** Opening INFORMATION SUPPLIED block **

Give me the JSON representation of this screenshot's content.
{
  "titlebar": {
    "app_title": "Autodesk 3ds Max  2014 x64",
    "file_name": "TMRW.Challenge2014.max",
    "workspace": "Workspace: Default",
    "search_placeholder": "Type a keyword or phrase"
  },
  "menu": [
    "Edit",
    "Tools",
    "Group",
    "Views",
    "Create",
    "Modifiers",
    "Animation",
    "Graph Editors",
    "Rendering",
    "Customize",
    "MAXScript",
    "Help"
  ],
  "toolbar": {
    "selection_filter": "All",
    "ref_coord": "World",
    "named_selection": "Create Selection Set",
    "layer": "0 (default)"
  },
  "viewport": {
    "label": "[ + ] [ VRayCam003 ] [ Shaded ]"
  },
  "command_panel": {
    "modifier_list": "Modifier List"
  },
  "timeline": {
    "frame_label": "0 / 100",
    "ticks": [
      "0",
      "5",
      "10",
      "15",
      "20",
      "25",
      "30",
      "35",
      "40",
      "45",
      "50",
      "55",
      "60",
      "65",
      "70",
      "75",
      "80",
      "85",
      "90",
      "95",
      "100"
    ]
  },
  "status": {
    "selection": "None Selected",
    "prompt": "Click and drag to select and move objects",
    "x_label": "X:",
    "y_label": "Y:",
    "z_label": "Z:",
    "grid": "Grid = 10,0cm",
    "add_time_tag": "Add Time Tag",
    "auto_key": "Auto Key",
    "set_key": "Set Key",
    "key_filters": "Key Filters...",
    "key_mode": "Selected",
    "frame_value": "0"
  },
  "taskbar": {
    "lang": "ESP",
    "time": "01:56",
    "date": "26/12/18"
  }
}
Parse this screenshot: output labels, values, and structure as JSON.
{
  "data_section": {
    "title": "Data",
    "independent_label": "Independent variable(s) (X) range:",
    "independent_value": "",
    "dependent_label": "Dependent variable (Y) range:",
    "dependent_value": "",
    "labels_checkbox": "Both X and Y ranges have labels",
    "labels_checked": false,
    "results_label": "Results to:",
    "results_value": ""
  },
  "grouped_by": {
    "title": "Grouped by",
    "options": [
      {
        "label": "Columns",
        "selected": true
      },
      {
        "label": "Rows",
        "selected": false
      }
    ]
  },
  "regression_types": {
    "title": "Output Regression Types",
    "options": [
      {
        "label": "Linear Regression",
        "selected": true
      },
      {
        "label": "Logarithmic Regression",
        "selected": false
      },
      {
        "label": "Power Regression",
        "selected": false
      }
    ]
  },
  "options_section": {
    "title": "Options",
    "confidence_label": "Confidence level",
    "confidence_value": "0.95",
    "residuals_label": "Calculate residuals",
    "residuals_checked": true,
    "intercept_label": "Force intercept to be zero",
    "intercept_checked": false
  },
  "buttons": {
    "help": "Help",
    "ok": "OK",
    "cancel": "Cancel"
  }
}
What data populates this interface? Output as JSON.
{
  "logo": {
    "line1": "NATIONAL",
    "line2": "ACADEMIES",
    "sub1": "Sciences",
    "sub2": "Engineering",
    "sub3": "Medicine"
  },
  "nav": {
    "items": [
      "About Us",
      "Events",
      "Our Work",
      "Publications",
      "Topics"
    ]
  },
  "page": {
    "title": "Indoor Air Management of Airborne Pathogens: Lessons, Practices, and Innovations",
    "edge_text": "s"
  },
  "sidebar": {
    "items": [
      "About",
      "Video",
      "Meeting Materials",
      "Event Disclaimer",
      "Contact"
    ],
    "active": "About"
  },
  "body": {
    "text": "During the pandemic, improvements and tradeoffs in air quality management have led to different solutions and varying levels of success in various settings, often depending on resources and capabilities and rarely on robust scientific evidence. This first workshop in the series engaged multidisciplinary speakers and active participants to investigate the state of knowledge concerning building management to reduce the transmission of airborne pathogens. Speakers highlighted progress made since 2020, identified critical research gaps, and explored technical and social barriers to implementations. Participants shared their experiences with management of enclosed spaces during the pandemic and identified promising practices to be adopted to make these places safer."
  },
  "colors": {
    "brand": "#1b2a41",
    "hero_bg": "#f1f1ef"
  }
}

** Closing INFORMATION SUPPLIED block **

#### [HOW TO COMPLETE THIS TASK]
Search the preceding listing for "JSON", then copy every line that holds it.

#### [RESPONSE]
Give me the JSON representation of this screenshot's content.
Parse this screenshot: output labels, values, and structure as JSON.
What data populates this interface? Output as JSON.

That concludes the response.